Stored data:

-------

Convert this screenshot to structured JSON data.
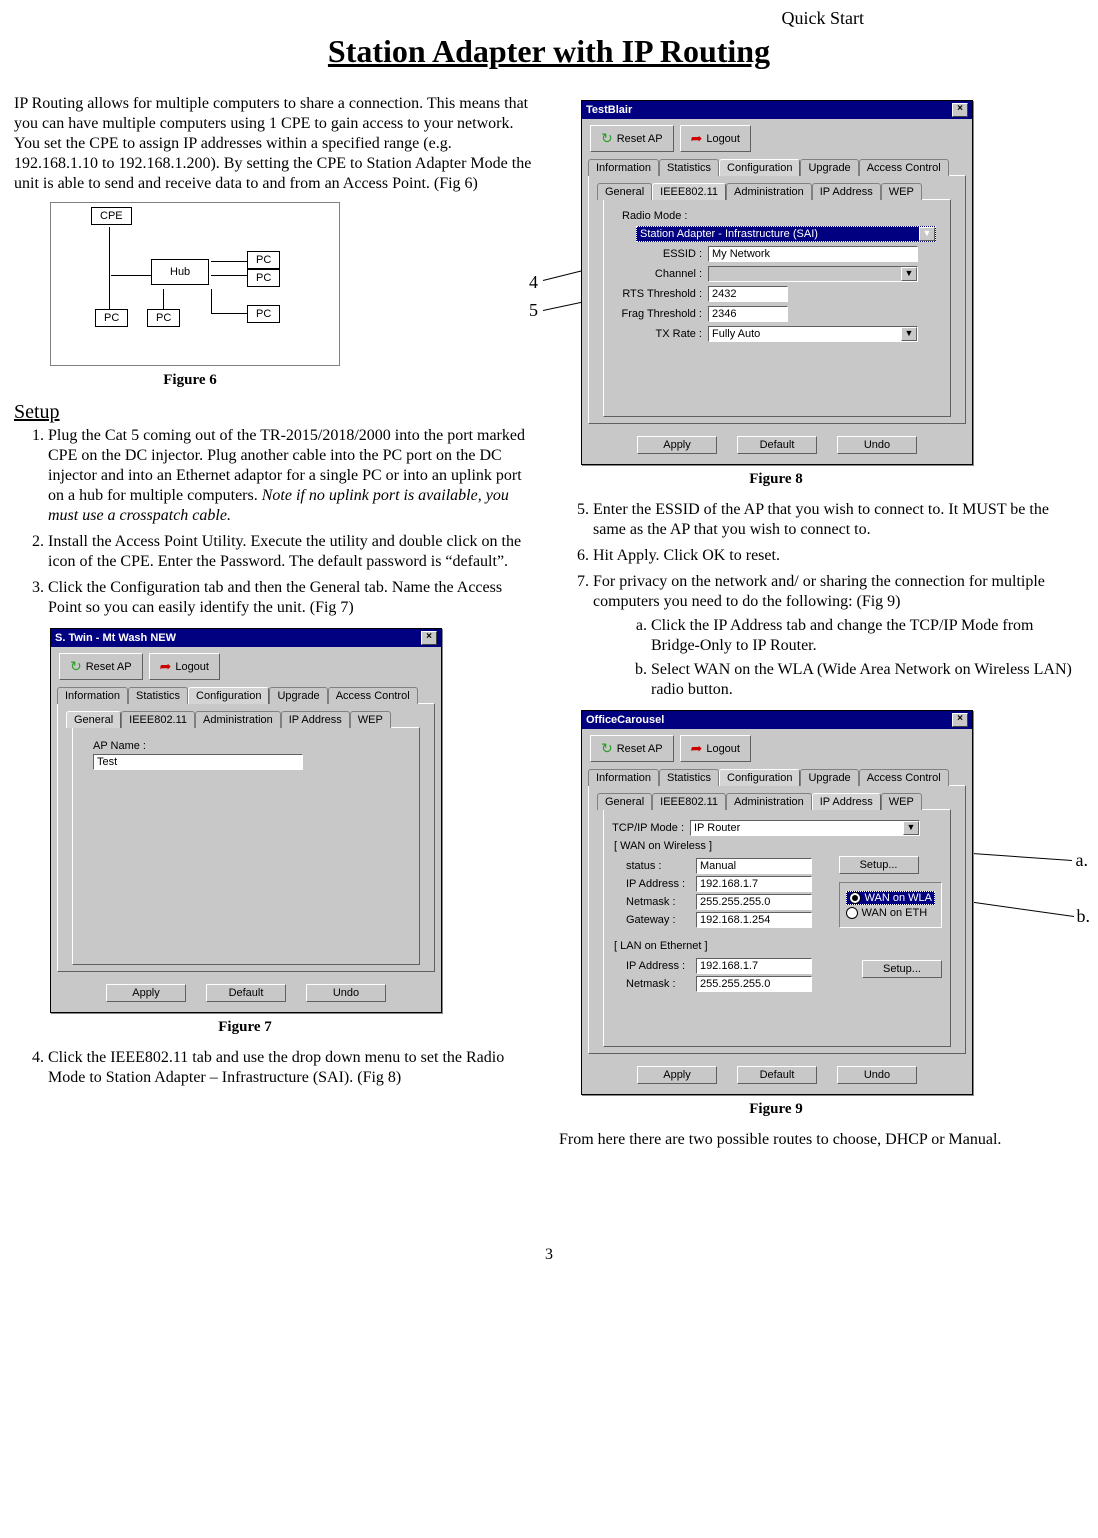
{
  "header": {
    "right": "Quick Start",
    "title": "Station Adapter with IP Routing"
  },
  "intro": "IP Routing allows for multiple computers to share a connection. This means that you can have multiple computers using 1 CPE to gain access to your network. You set the CPE to assign IP addresses within a specified range (e.g. 192.168.1.10 to 192.168.1.200). By setting the CPE to Station Adapter Mode the unit is able to send and receive data to and from an Access Point. (Fig 6)",
  "fig6": {
    "caption": "Figure 6",
    "boxes": {
      "cpe": "CPE",
      "hub": "Hub",
      "pc": "PC"
    }
  },
  "setup_heading": "Setup",
  "steps_left": {
    "1": {
      "main": "Plug the Cat 5 coming out of the TR-2015/2018/2000 into the port marked CPE on the DC injector. Plug another cable into the PC port on the DC injector and into an Ethernet adaptor for a single PC or into an uplink port on a hub for multiple computers. ",
      "note": "Note if no uplink port is available, you must use a crosspatch cable."
    },
    "2": "Install the Access Point Utility. Execute the utility and double click on the icon of the CPE. Enter the Password. The default password is “default”.",
    "3": "Click the Configuration tab and then the General tab. Name the Access Point so you can easily identify the unit. (Fig 7)",
    "4": "Click the IEEE802.11 tab and use the drop down menu to set the Radio Mode to Station Adapter – Infrastructure (SAI). (Fig 8)"
  },
  "fig7": {
    "caption": "Figure 7",
    "title": "S. Twin - Mt Wash NEW",
    "reset": "Reset AP",
    "logout": "Logout",
    "tabs1": [
      "Information",
      "Statistics",
      "Configuration",
      "Upgrade",
      "Access Control"
    ],
    "tabs2": [
      "General",
      "IEEE802.11",
      "Administration",
      "IP Address",
      "WEP"
    ],
    "apname_label": "AP Name :",
    "apname_value": "Test",
    "buttons": {
      "apply": "Apply",
      "default": "Default",
      "undo": "Undo"
    }
  },
  "callouts_fig8": {
    "c4": "4",
    "c5": "5"
  },
  "fig8": {
    "caption": "Figure 8",
    "title": "TestBlair",
    "reset": "Reset AP",
    "logout": "Logout",
    "tabs1": [
      "Information",
      "Statistics",
      "Configuration",
      "Upgrade",
      "Access Control"
    ],
    "tabs2": [
      "General",
      "IEEE802.11",
      "Administration",
      "IP Address",
      "WEP"
    ],
    "radiomode_label": "Radio Mode :",
    "radiomode_value": "Station Adapter - Infrastructure (SAI)",
    "essid_label": "ESSID :",
    "essid_value": "My Network",
    "channel_label": "Channel :",
    "channel_value": "",
    "rts_label": "RTS Threshold :",
    "rts_value": "2432",
    "frag_label": "Frag Threshold :",
    "frag_value": "2346",
    "tx_label": "TX Rate :",
    "tx_value": "Fully Auto",
    "buttons": {
      "apply": "Apply",
      "default": "Default",
      "undo": "Undo"
    }
  },
  "steps_right": {
    "5": "Enter the ESSID of the AP that you wish to connect to. It MUST be the same as the AP that you wish to connect to.",
    "6": "Hit Apply. Click OK to reset.",
    "7": "For privacy on the network and/ or sharing the connection for multiple computers you need to do the following: (Fig 9)",
    "7a": "Click the IP Address tab and change the TCP/IP Mode from Bridge-Only to IP Router.",
    "7b": "Select WAN on the WLA (Wide Area Network on Wireless LAN) radio button."
  },
  "callouts_fig9": {
    "a": "a.",
    "b": "b."
  },
  "fig9": {
    "caption": "Figure 9",
    "title": "OfficeCarousel",
    "reset": "Reset AP",
    "logout": "Logout",
    "tabs1": [
      "Information",
      "Statistics",
      "Configuration",
      "Upgrade",
      "Access Control"
    ],
    "tabs2": [
      "General",
      "IEEE802.11",
      "Administration",
      "IP Address",
      "WEP"
    ],
    "tcpip_label": "TCP/IP Mode :",
    "tcpip_value": "IP Router",
    "wan_heading": "[ WAN on Wireless ]",
    "status_label": "status :",
    "status_value": "Manual",
    "ip_label": "IP Address :",
    "ip_value": "192.168.1.7",
    "mask_label": "Netmask :",
    "mask_value": "255.255.255.0",
    "gw_label": "Gateway :",
    "gw_value": "192.168.1.254",
    "setup_btn": "Setup...",
    "radio_wla": "WAN on WLA",
    "radio_eth": "WAN on ETH",
    "lan_heading": "[ LAN on Ethernet ]",
    "lan_ip_label": "IP Address :",
    "lan_ip_value": "192.168.1.7",
    "lan_mask_label": "Netmask :",
    "lan_mask_value": "255.255.255.0",
    "buttons": {
      "apply": "Apply",
      "default": "Default",
      "undo": "Undo"
    }
  },
  "closing": "From here there are two possible routes to choose, DHCP or Manual.",
  "page_number": "3"
}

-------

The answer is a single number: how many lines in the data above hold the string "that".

2